If you had asked any sci-fi writer back in the 1950’s, what they envisioned for the auto-industry of the 2000’s, then they would no doubt have predicted that we would have had autonomous, self-driving cars, if not self-flying cars by now!
So while we may be 20-something years behind schedule, it seems that finally, the first part of this prediction may well now be coming true at long last. As of 2023, these advanced, AI and satellite guided self-driving vehicles are making steady progress towards becoming a mainstream reality.
In collaboration with mny.com.au, this article explores the economic impact of autonomous vehicles and forecasts the transformative potential they hold for various sectors of the economy.
The present reality of autonomous vehicles
While it is hard to get accurate and precise data on this topic, most tech industry experts think that there are currently around 1,400 autonomous, driverless cars on the road in the US today. When you consider that there are nearly 300 million regular cars on US roads, that number is negligibly, laughably small. However, this 1,400 number represents vehicles in development that are being tested by as many as 80 different companies and every mile they cover represents a giant leap towards a technological revolution.
The present consensus is that autonomous cars will be available for purchase by 2035 but already, economists, futurologists, and in some cases, politicians are already warning of the major economic displacement they will cause.
The economic impact of autonomous vehicles
Technology is almost always good for business but bad (at least in the immediate term) for workers, and the prognosis here looks set to follow that trend.
In industries such as logistics and transportation, the introduction of autonomous vehicles is likely to drive significant cost reductions. Self-driving vehicles can optimize route time (they don’t need to sleep, remember), reduce delivery times, and ultimately eliminate the need for human drivers, thus lowering operating expenses.
Additionally, the current expectation is that self-driving cars will require less maintenance than current models delivering more savings.
If you are a shareholder in a tech giant such as Amazon or Uber, then you may be rubbing your hands in glee at this. But there is a very severe cost to this.
Of course, the flip side here is that the United States’ 2.5 million drivers will be out of a job representing the single biggest displacement of labour in recorded human history. It is not currently possible to estimate the economic impact that this will have, but the fact is that taking money out of people’s pockets takes it out of the economy and out of the taxation system.
The future of autonomous vehicles
Unless you happen to be one of America’s 2.5 million professional drivers, then the future of autonomous vehicles does hold immense promise for further economic transformation.
Ongoing technological advancements should lead to improvements in road safety for example. Over 30,000 people die each year on roads in the US, and aside from the terrible loss of life that this represents, the economic cost of road accidents is considerable. What this may mean for insurance companies and insurance premium payers is unclear, but hopefully, annual premiums will reduce as risk decreases.
Next, it is expected that driverless cars will also help reduce congestion and those hated traffic delays. The average American driver loses 51 hours in traffic each year, with an estimated associated economic cost of $861 per head. This benefit will also increase exponentially as driverless, autonomous, unmanned vehicles are integrated into future technological projects such as smart cities.

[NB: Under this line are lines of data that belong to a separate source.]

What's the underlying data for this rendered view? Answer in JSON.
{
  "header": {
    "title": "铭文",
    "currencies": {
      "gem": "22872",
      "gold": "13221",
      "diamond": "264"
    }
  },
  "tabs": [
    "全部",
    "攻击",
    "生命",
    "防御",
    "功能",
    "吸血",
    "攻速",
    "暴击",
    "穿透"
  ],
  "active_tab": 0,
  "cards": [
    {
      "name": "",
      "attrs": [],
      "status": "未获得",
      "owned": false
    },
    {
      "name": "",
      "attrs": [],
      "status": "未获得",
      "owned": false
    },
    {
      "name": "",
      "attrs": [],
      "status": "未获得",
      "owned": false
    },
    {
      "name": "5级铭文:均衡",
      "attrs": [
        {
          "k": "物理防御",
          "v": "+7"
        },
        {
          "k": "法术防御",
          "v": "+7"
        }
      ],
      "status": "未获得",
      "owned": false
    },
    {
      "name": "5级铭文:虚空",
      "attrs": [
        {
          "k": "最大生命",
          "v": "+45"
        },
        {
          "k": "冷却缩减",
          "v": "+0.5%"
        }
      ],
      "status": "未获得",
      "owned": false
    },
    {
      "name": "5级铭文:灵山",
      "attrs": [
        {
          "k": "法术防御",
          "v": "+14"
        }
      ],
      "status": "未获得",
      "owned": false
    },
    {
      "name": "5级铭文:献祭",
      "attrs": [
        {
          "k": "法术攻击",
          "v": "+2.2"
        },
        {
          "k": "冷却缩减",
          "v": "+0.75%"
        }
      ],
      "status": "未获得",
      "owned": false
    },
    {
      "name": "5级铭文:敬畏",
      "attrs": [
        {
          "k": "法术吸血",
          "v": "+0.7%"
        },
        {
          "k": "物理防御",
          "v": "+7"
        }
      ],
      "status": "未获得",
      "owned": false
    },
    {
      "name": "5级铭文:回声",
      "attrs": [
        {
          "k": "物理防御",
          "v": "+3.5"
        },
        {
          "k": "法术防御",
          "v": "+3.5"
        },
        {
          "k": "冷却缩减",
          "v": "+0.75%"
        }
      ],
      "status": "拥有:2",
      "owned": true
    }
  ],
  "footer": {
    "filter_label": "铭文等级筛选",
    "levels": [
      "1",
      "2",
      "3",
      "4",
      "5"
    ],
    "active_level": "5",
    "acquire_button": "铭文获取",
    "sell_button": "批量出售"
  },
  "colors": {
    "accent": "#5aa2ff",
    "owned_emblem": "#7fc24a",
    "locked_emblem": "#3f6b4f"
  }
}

There are already a handful of companies and industries that are reaping the benefits of autonomous vehicle technology. For example, Tesla’s self-driving cars serve as a prime example of how such innovations are transforming the automobility landscape.
By combining cutting-edge software and hardware, Tesla’s current generation driverless cars are already enhancing road safety and freeing up dead time that drivers would previously spend hunched over a wheel, honking hard on the horn.
Next, Waymo, a subsidiary of Alphabet Inc. (the parent company of Google), used its driverless car fleet to launch a commercial self-driving taxi service called “Waymo One” in the Phoenix metropolitan area in 2018. This pioneering service allows app users to hail autonomous vehicles using a mobile app and travel to their destinations all without a human driver.
Exciting as all of this sounds, the economic impact is not yet clear. Clearly, Waymo is already busy putting Phoenix’s cab drivers out of a job and hitting Uber’s bottom line in the process, but the pilot scheme is too small and localized to really draw any meaningful conclusions. Anecdotally however, local Waymo users in Phoenix are commenting that the service is not any notably cheaper than Uber though, which casts doubts on those hopeful predictions that autonomous cars will reduce consumer costs.
Final thoughts on the economic impact of self-driving cars
The potential economic impact of autonomous vehicles is almost incomprehensibly vast. It may well represent one of the largest seismic cultural and economic shifts since industrialization.
On the one hand, the cost saving and increased efficiency they offer for logistics and transportation are huge. They are set to boost profitability for companies and cut costs for consumers. On the other hand, a vast swathe of the American workforce will need to retrain as delivery and driving jobs become obsolete.